Thursday after the Third Sunday in Lent
Then the high priest stood up before them and asked Jesus, “Have you no answer? What is it that they testify against you?” But he was silent and did not answer. Again the high priest asked him, “Are you the Messiah, the Son of the Blessed One?” Jesus said, “I am; and ‘you will see the Son of Man seated at the right hand of the Power,’ and ‘coming with the clouds of heaven.’” Then the high priest tore his clothes and said, “Why do we still need witnesses? You have heard his blasphemy! What is your decision?” All of them condemned him as deserving death. Some began to spit on him, to blindfold him, and to strike him, saying to him, “Prophesy!” The guards also took him over and beat him. Mark 14:60-65
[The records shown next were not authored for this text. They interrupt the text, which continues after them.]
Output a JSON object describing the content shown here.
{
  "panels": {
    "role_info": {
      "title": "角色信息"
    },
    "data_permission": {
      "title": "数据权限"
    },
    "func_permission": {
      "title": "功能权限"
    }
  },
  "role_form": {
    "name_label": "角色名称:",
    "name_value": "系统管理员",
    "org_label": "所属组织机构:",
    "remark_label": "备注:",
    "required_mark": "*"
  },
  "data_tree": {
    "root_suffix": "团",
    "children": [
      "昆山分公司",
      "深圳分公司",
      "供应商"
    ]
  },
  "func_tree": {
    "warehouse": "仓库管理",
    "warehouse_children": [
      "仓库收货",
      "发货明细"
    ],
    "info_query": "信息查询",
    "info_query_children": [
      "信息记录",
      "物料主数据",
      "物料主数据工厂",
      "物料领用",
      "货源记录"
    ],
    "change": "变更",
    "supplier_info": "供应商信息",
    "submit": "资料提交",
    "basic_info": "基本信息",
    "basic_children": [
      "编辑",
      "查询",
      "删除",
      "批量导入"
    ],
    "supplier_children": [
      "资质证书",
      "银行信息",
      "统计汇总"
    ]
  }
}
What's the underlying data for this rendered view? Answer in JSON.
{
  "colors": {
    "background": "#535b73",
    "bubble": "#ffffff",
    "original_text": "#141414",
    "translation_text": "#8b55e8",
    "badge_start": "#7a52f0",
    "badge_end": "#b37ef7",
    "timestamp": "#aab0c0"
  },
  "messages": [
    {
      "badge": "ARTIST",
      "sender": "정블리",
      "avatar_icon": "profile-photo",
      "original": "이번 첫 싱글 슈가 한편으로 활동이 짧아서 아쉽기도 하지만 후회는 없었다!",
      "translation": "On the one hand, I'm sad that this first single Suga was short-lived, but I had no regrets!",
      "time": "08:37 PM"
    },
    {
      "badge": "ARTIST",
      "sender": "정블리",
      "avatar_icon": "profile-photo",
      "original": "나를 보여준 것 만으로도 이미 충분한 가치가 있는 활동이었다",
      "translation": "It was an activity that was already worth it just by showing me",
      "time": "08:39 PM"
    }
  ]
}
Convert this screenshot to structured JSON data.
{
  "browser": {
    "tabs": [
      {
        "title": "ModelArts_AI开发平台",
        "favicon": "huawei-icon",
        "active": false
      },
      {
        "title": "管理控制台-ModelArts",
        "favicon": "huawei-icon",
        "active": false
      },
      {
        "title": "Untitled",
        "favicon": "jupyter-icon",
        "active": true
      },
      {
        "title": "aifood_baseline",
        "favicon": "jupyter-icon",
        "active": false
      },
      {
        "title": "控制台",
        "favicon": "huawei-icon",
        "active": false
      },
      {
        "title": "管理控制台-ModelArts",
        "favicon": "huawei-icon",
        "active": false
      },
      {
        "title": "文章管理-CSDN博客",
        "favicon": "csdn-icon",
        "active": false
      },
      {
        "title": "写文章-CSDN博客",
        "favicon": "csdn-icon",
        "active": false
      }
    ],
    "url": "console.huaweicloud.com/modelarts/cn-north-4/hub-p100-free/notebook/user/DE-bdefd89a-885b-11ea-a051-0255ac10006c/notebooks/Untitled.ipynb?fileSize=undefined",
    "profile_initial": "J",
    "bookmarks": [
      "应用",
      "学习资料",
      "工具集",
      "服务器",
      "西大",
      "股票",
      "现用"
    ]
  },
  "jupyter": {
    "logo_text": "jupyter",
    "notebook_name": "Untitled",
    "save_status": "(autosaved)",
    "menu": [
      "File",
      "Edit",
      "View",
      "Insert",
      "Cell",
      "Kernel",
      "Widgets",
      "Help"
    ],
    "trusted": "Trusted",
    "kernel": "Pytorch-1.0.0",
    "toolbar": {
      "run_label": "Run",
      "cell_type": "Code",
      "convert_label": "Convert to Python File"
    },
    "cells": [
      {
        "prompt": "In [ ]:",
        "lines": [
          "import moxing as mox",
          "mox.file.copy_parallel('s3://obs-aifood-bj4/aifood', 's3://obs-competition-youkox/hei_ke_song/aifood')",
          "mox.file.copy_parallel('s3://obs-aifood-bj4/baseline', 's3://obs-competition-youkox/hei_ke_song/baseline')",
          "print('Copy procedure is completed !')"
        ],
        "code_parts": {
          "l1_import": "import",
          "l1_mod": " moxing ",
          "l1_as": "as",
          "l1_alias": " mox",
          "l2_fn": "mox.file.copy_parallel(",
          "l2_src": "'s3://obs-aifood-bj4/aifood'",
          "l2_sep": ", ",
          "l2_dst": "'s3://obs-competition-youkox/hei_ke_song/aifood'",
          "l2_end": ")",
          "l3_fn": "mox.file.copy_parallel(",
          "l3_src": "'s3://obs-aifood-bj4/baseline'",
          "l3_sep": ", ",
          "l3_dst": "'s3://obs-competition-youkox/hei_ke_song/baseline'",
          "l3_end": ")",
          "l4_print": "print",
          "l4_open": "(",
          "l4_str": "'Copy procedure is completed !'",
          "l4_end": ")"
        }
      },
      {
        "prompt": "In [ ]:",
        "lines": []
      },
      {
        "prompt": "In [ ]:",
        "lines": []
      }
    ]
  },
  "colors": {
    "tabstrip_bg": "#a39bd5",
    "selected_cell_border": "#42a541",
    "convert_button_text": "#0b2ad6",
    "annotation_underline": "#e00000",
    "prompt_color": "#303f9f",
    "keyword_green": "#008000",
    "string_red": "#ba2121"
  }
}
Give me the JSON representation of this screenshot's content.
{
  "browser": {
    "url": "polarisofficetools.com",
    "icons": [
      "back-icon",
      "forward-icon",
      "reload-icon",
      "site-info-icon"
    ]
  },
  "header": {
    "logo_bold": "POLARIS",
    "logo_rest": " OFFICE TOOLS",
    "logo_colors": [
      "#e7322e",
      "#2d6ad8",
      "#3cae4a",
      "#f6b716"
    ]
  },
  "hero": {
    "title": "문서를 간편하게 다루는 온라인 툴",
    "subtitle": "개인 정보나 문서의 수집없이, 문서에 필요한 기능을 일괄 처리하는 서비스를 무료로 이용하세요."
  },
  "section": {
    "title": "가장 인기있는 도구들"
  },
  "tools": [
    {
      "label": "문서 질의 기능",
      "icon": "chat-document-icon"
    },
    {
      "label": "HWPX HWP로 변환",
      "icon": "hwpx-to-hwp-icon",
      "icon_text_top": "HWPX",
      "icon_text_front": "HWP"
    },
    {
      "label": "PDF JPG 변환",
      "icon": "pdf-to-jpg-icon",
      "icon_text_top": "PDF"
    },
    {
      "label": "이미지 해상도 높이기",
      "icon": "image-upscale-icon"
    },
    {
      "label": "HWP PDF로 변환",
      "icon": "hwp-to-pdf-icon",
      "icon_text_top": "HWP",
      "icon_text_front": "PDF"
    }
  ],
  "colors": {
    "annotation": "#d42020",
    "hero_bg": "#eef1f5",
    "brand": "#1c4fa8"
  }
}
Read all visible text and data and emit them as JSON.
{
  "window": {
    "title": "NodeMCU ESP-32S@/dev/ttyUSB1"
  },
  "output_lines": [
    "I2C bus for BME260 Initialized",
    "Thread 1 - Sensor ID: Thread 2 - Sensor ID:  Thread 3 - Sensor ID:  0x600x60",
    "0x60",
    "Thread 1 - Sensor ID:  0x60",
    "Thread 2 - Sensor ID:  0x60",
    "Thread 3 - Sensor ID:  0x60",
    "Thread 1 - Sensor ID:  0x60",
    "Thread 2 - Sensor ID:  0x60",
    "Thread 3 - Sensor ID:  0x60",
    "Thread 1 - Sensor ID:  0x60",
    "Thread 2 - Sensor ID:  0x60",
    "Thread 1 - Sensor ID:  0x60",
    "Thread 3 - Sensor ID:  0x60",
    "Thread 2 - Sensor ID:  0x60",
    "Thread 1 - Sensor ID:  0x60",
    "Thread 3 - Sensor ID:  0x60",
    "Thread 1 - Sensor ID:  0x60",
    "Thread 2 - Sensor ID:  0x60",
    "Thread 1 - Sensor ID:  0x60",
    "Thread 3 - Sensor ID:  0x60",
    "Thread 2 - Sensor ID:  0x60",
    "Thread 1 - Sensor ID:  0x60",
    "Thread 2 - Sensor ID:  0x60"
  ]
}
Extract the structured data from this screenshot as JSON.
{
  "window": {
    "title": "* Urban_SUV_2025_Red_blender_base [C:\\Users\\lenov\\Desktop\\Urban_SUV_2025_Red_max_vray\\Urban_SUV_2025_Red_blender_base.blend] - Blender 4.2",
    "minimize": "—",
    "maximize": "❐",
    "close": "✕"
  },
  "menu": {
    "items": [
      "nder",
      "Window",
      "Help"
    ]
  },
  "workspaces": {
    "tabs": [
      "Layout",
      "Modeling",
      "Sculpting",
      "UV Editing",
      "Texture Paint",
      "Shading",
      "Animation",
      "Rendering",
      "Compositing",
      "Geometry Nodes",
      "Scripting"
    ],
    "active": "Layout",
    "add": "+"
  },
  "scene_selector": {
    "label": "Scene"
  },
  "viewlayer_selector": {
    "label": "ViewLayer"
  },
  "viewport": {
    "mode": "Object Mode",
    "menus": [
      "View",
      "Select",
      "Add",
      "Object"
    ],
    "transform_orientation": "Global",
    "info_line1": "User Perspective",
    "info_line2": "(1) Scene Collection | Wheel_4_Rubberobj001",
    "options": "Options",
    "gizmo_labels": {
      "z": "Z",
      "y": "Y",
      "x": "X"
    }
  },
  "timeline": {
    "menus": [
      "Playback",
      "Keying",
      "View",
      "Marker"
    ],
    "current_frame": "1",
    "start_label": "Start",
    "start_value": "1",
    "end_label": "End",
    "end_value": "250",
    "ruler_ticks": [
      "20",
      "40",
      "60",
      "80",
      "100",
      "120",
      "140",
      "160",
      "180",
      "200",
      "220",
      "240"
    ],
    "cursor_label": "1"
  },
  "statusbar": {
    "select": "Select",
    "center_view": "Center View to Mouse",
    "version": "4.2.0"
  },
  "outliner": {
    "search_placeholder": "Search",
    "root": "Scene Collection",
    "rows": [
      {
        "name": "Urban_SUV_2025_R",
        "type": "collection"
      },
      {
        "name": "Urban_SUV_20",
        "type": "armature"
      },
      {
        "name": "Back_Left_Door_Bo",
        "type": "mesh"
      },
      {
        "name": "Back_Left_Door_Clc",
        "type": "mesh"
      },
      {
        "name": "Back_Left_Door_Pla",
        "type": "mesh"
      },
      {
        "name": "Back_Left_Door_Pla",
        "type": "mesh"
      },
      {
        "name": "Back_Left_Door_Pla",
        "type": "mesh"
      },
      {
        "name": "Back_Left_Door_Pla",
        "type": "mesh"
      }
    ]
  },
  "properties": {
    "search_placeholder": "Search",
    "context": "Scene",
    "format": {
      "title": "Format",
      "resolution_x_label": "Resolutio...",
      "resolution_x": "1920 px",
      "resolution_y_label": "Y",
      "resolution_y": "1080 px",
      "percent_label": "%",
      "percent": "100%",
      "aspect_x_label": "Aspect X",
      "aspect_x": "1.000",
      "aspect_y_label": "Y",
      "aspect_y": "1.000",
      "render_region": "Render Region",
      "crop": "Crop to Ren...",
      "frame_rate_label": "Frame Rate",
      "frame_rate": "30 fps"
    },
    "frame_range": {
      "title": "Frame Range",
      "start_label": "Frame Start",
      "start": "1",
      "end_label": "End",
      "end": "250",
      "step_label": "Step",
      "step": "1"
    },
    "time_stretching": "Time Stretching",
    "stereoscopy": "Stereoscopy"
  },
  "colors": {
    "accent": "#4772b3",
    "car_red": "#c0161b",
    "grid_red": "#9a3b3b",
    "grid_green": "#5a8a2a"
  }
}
As the parent of a three year old, I have seen Moana, Disney’s latest animated feature, more than a few times during the last few months. In the film, the title character, a restless teenager torn between her wanderlust and her responsibility to her people, is called to journey from her home to save the world. Though she encounters challenges along the way, her mission is most threatened by her own self-doubt. Just before the climactic scene, Moana is asked, “Do you know who you are?” Moana’s response allows her to overcome the shadows of self-doubt and fulfill her destiny, revealing how powerful it can be when we know who we are.
We see a similar revelation in this passage from Mark. Throughout Mark’s gospel, Jesus’ true identity is kept hidden from most of the people around him. In this passage, where Jesus is questioned by the high priest, Jesus finally reveals who he truly is. When the high priest asks if he is the Messiah, the one anointed to usher in the reign of God, Jesus, recalling the language God uses at the burning bush, responds, “I am.” In a gesture of deep lament, the high priest tears his clothes. The high priest’s reaction is less about his anger and more about the threat that Jesus’ claim represents. Jesus’ true identity is a fundamental challenge to the status quo. It reveals that God’s purpose will be accomplished irrespective of the religious or political authorities.
We are often reminded that our purpose as Christians is to proclaim the good news. While this true, it is helpful to remember that the truth of the gospel is not contingent on our participation. In fact, this passage from Mark’s gospel reveals that we can find our true identity by framing our lives within the the mission and destiny of Jesus the Messiah.
Almighty and most gracious God, in your son Jesus Christ you revealed your true purpose for creation. Help us to find our identity in his life, death, and resurrection, so that we may know who we are. Amen.
The Rev. David F. Romanik
Church of the Redeemer, Bryn Mawr